The majority of the chassis parts were ďfinishedĒ by sanding them with water and 120 grit wet and dry sand paper. Sanding should be done all in one direction and done long enough to remove any pencil, pen or scratches in the aluminum. After sanding a light coat of cheap clear lacquer was sprayed on them. The longer you sand them the better they will look, so beware you might get soar fingers!
Tune up was a cinch! A small amount of drive [single tone] of a few watts on 14.175mhz. was applied to the input of the amplifier with the SWR/Watt meter inserted in between. The two Arco mica trimmers on the input were adjusted until the SWR reading was flat. SWR at the band edges only slightly raised when driving it at the top and bottom of the 20 meter band.
Now the SWR/Watt meter was inserted in between the amplifier and a 50 ohm high power homebrew dummy load. 5 watts was applied to the amplifier. The screen voltage increased rapidly to about 95vdc. Output on the watt meter indicated 135 watts. 10 watts was applied, screen voltage increased to 150vdc and output on the wattmeter indicated 225 watts. 15 watts was applied, screen voltage increased to 175vdc and output on the wattmeter now indicated 300 watts! Beware, with a high value of passive resistance it can be lightly driven and the 813 bottle will take off like a rocket!
If plagued by low output but everything else seems to be working fine, try testing for shorts in the stack of 1N4148 diodes. I unknowingly drove the 813
for one very brief 50+ watt key up and shorted out one half of the diode stack. This plagued me for a few (hours) until I noticed low screen voltage being developed and finally traced the fault back to the diodes.
During the construction of this project the only test equipment available was a digital multi meter. All other equipment either didnít work properly or was unavailable. So only on air QSOís to other station was the only post construction testing available.
Total cost of the amplifier was around 25 dollars. Of course thatís not including my time.
1) The original article by G. Thornley G2DAF

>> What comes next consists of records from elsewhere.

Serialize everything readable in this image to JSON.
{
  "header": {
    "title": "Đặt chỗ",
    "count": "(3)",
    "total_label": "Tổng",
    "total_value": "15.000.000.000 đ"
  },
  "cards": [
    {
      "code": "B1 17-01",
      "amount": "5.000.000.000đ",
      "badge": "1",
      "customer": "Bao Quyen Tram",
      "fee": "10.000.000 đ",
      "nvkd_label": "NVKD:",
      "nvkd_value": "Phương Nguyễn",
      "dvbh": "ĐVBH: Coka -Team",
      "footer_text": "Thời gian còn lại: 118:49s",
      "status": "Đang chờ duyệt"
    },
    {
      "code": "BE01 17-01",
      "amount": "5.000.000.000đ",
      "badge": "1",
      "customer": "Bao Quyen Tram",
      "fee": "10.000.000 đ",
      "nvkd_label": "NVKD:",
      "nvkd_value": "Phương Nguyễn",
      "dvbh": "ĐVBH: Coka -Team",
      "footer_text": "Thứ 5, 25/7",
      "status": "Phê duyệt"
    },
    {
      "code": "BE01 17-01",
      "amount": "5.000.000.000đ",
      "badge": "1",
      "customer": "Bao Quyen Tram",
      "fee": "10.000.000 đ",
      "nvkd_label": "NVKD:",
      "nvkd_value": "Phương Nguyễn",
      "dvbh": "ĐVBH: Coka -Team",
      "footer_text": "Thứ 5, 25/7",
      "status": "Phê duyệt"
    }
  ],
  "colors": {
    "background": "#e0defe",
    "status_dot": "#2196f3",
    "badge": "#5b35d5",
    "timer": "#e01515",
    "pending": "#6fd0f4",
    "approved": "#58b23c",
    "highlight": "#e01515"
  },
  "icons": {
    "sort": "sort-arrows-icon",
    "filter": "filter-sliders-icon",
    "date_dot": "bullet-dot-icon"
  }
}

2) G2DAF article by C.J.Bourke VK3YE Apr., May 1999 AR magazine
3) ARRL Hand book 1990
4) Construction techniques from books and articles by Drew Diamond VK3XU